A desire to fix any billionaire deficit may account for Trump’s decision to stock his administration with real-life tycoons. The way it works is that they cut him into their deals and he lets them influence tax and regulatory laws. This assumes that Trump might participate in such an unseemly trade, heaven forfend.
Steve Mnuchin was born into a family of Wall Street royalty, and he has made a career out of being “lucky.” In fact, Mnuchin has a long history of coming out ahead, even in questionable deals.
The flurry of picks showed Trump, a real estate tycoon with no governing experience, rewarding loyalists and established Washington veterans as he rounds out his circle of top advisers.
Why Hillary Clinton insisted on keeping her brilliant Wall Street speeches secret will remain an enduring mystery of this campaign. Heck, why didn’t she just post them on her website?
Goldman Sachs’ CEO, Lloyd Blankfein, just awarded himself a $23 million paycheck for his work last year. That work essentially amounted to negotiating the deal with the government that makes shareholders pay for the bankers’ wrongdoings — while he and other top executives keep their jobs and pocket millions.
Imagine if Hillary Clinton had flown to the Vatican and stationed herself at Pope Francis’s door for an ambush interview.
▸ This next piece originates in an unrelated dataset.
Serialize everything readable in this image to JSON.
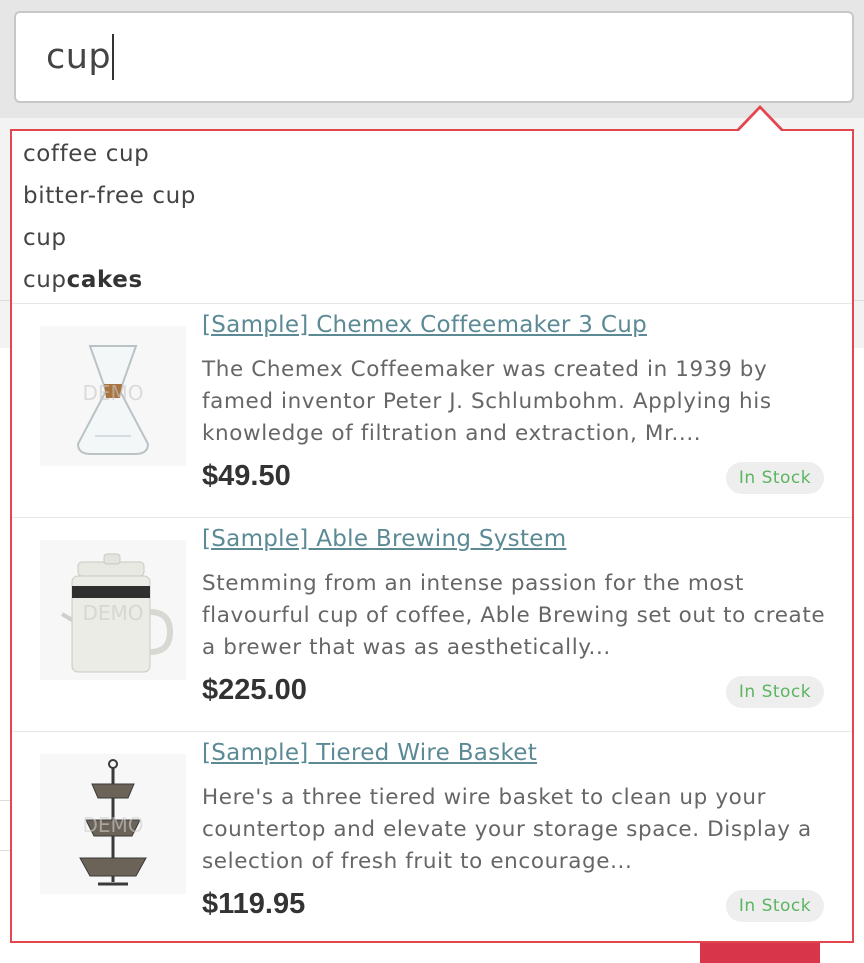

She’d be caricatured as a power-mad shrew or worse.
After supporting Clinton in 2000 and 2008, Lloyd Blankfein told CNBC In February 2016 “I don’t want to help or hurt anybody by giving them my endorsement.”
The Democrats have respected his candidacy. And it has given him a platform he’d never have gotten on his own. But the welcome mat shows holes.